ASSIGNMENT: From the first line to the last, retype the records exactly and skip the pictures.

(Data about app and page elements)
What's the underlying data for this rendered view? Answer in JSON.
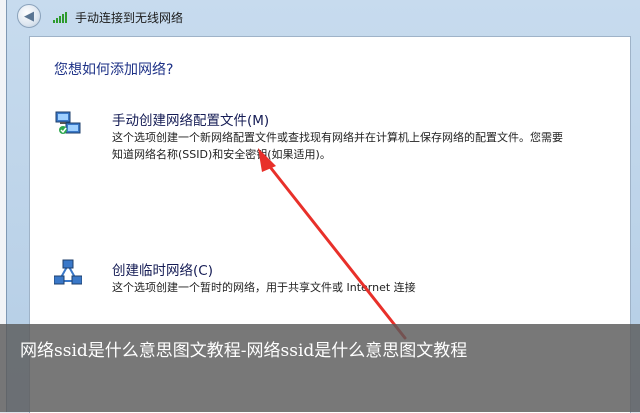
{
  "window": {
    "title": "手动连接到无线网络"
  },
  "content": {
    "heading": "您想如何添加网络?",
    "options": [
      {
        "title": "手动创建网络配置文件(M)",
        "description": "这个选项创建一个新网络配置文件或查找现有网络并在计算机上保存网络的配置文件。您需要知道网络名称(SSID)和安全密钥(如果适用)。",
        "icon": "network-computers-icon"
      },
      {
        "title": "创建临时网络(C)",
        "description": "这个选项创建一个暂时的网络，用于共享文件或 Internet 连接",
        "icon": "adhoc-network-icon"
      }
    ]
  },
  "caption": {
    "text": "网络ssid是什么意思图文教程-网络ssid是什么意思图文教程"
  },
  "colors": {
    "heading": "#1e3287",
    "arrow": "#e8302a",
    "caption_bg": "#5a5a5a"
  }
}
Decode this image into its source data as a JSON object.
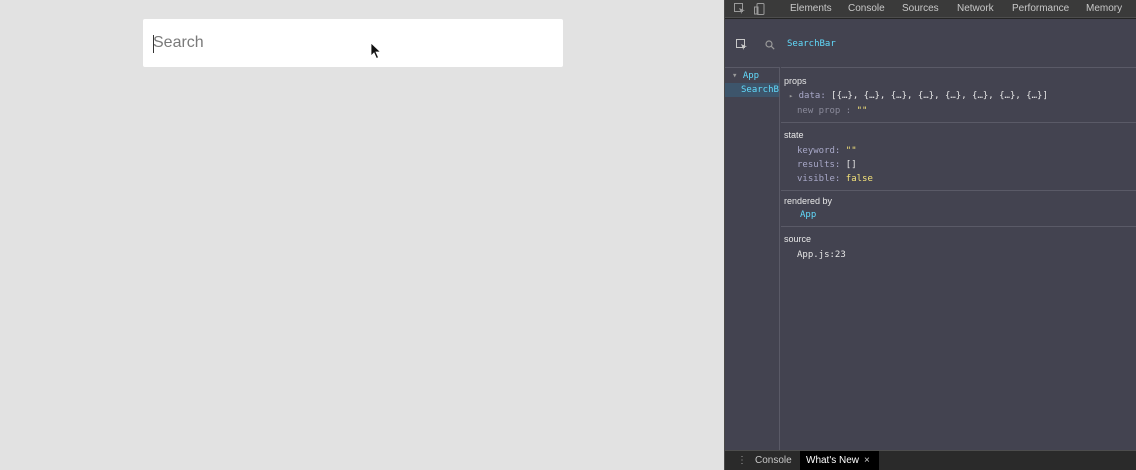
{
  "app": {
    "search": {
      "placeholder": "Search",
      "value": ""
    }
  },
  "devtools": {
    "tabs": [
      "Elements",
      "Console",
      "Sources",
      "Network",
      "Performance",
      "Memory"
    ],
    "component_tree": {
      "items": [
        {
          "label": "App",
          "expanded": true
        },
        {
          "label": "SearchB",
          "selected": true
        }
      ]
    },
    "selected_component": "SearchBar",
    "props": {
      "title": "props",
      "data_key": "data:",
      "data_value": "[{…}, {…}, {…}, {…}, {…}, {…}, {…}, {…}]",
      "new_prop_label": "new prop :",
      "new_prop_value": "\"\""
    },
    "state": {
      "title": "state",
      "items": [
        {
          "key": "keyword:",
          "value": "\"\""
        },
        {
          "key": "results:",
          "value": "[]"
        },
        {
          "key": "visible:",
          "value": "false"
        }
      ]
    },
    "rendered_by": {
      "title": "rendered by",
      "value": "App"
    },
    "source": {
      "title": "source",
      "value": "App.js:23"
    },
    "drawer_tabs": [
      {
        "label": "Console",
        "active": false
      },
      {
        "label": "What's New",
        "active": true,
        "close": "×"
      }
    ],
    "drawer_menu": "⋮"
  }
}
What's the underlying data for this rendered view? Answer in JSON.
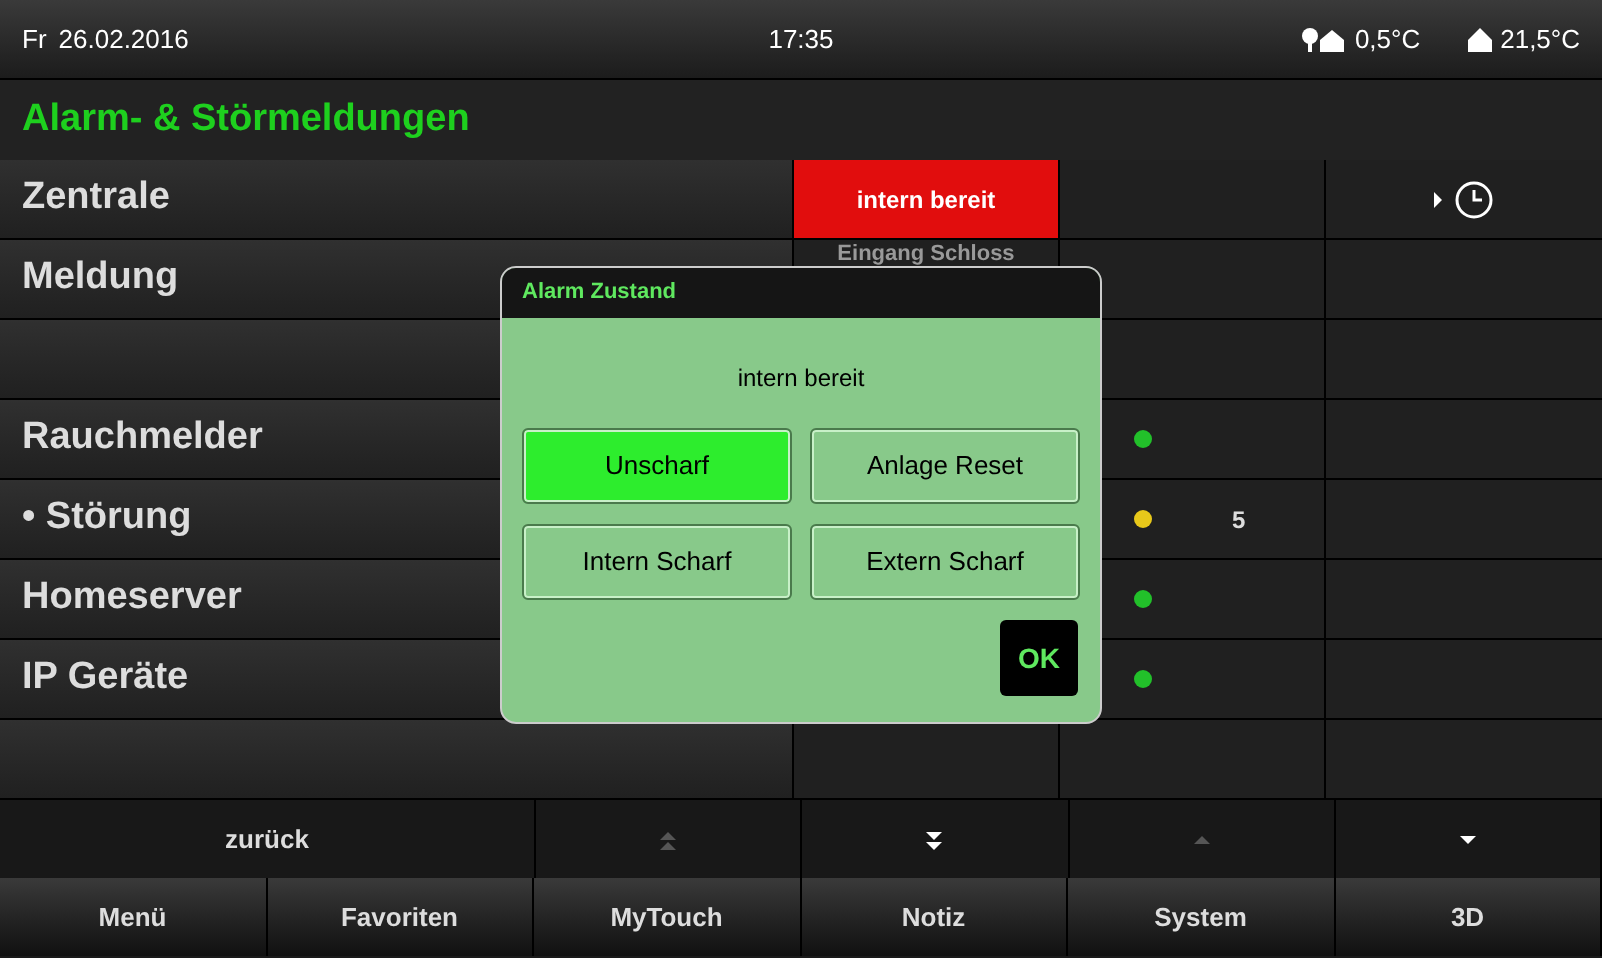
{
  "status_bar": {
    "day": "Fr",
    "date": "26.02.2016",
    "time": "17:35",
    "outdoor_temp": "0,5°C",
    "indoor_temp": "21,5°C"
  },
  "title": "Alarm- & Störmeldungen",
  "rows": [
    {
      "label": "Zentrale",
      "state": "intern bereit",
      "state_alarm": true,
      "history": true
    },
    {
      "label": "Meldung",
      "state": "Eingang Schloss"
    },
    {},
    {
      "label": "Rauchmelder",
      "color": "#22c02a"
    },
    {
      "label": "• Störung",
      "color": "#e8c81a",
      "count": "5"
    },
    {
      "label": "Homeserver",
      "color": "#22c02a"
    },
    {
      "label": "IP Geräte",
      "color": "#22c02a"
    },
    {}
  ],
  "nav": [
    {
      "kind": "text",
      "label": "zurück",
      "disabled": false
    },
    {
      "kind": "double_up",
      "disabled": true
    },
    {
      "kind": "double_down",
      "disabled": false
    },
    {
      "kind": "up",
      "disabled": true
    },
    {
      "kind": "down",
      "disabled": false
    }
  ],
  "dialog": {
    "title": "Alarm Zustand",
    "message": "intern bereit",
    "buttons": [
      {
        "label": "Unscharf",
        "selected": true
      },
      {
        "label": "Anlage Reset",
        "selected": false
      },
      {
        "label": "Intern Scharf",
        "selected": false
      },
      {
        "label": "Extern Scharf",
        "selected": false
      }
    ],
    "ok": "OK"
  },
  "tabs": [
    {
      "label": "Menü"
    },
    {
      "label": "Favoriten"
    },
    {
      "label": "MyTouch"
    },
    {
      "label": "Notiz"
    },
    {
      "label": "System"
    },
    {
      "label": "3D"
    }
  ]
}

SOLUTION:
What's the underlying data for this rendered view? Answer in JSON.
{
  "window": {
    "title": "手动连接到无线网络"
  },
  "content": {
    "heading": "您想如何添加网络?",
    "options": [
      {
        "title": "手动创建网络配置文件(M)",
        "description": "这个选项创建一个新网络配置文件或查找现有网络并在计算机上保存网络的配置文件。您需要知道网络名称(SSID)和安全密钥(如果适用)。",
        "icon": "network-computers-icon"
      },
      {
        "title": "创建临时网络(C)",
        "description": "这个选项创建一个暂时的网络，用于共享文件或 Internet 连接",
        "icon": "adhoc-network-icon"
      }
    ]
  },
  "caption": {
    "text": "网络ssid是什么意思图文教程-网络ssid是什么意思图文教程"
  },
  "colors": {
    "heading": "#1e3287",
    "arrow": "#e8302a",
    "caption_bg": "#5a5a5a"
  }
}
Decode this image into its source data as a JSON object.
{
  "app": {
    "search": {
      "placeholder": "Search",
      "value": ""
    }
  },
  "devtools": {
    "tabs": [
      "Elements",
      "Console",
      "Sources",
      "Network",
      "Performance",
      "Memory"
    ],
    "component_tree": {
      "items": [
        {
          "label": "App",
          "expanded": true
        },
        {
          "label": "SearchB",
          "selected": true
        }
      ]
    },
    "selected_component": "SearchBar",
    "props": {
      "title": "props",
      "data_key": "data:",
      "data_value": "[{…}, {…}, {…}, {…}, {…}, {…}, {…}, {…}]",
      "new_prop_label": "new prop :",
      "new_prop_value": "\"\""
    },
    "state": {
      "title": "state",
      "items": [
        {
          "key": "keyword:",
          "value": "\"\""
        },
        {
          "key": "results:",
          "value": "[]"
        },
        {
          "key": "visible:",
          "value": "false"
        }
      ]
    },
    "rendered_by": {
      "title": "rendered by",
      "value": "App"
    },
    "source": {
      "title": "source",
      "value": "App.js:23"
    },
    "drawer_tabs": [
      {
        "label": "Console",
        "active": false
      },
      {
        "label": "What's New",
        "active": true,
        "close": "×"
      }
    ],
    "drawer_menu": "⋮"
  }
}
What's the underlying data for this rendered view? Answer in JSON.
{
  "status_bar": {
    "day": "Fr",
    "date": "26.02.2016",
    "time": "17:35",
    "outdoor_temp": "0,5°C",
    "indoor_temp": "21,5°C"
  },
  "title": "Alarm- & Störmeldungen",
  "rows": [
    {
      "label": "Zentrale",
      "state": "intern bereit",
      "state_alarm": true,
      "history": true
    },
    {
      "label": "Meldung",
      "state": "Eingang Schloss"
    },
    {},
    {
      "label": "Rauchmelder",
      "color": "#22c02a"
    },
    {
      "label": "• Störung",
      "color": "#e8c81a",
      "count": "5"
    },
    {
      "label": "Homeserver",
      "color": "#22c02a"
    },
    {
      "label": "IP Geräte",
      "color": "#22c02a"
    },
    {}
  ],
  "nav": [
    {
      "kind": "text",
      "label": "zurück",
      "disabled": false
    },
    {
      "kind": "double_up",
      "disabled": true
    },
    {
      "kind": "double_down",
      "disabled": false
    },
    {
      "kind": "up",
      "disabled": true
    },
    {
      "kind": "down",
      "disabled": false
    }
  ],
  "dialog": {
    "title": "Alarm Zustand",
    "message": "intern bereit",
    "buttons": [
      {
        "label": "Unscharf",
        "selected": true
      },
      {
        "label": "Anlage Reset",
        "selected": false
      },
      {
        "label": "Intern Scharf",
        "selected": false
      },
      {
        "label": "Extern Scharf",
        "selected": false
      }
    ],
    "ok": "OK"
  },
  "tabs": [
    {
      "label": "Menü"
    },
    {
      "label": "Favoriten"
    },
    {
      "label": "MyTouch"
    },
    {
      "label": "Notiz"
    },
    {
      "label": "System"
    },
    {
      "label": "3D"
    }
  ]
}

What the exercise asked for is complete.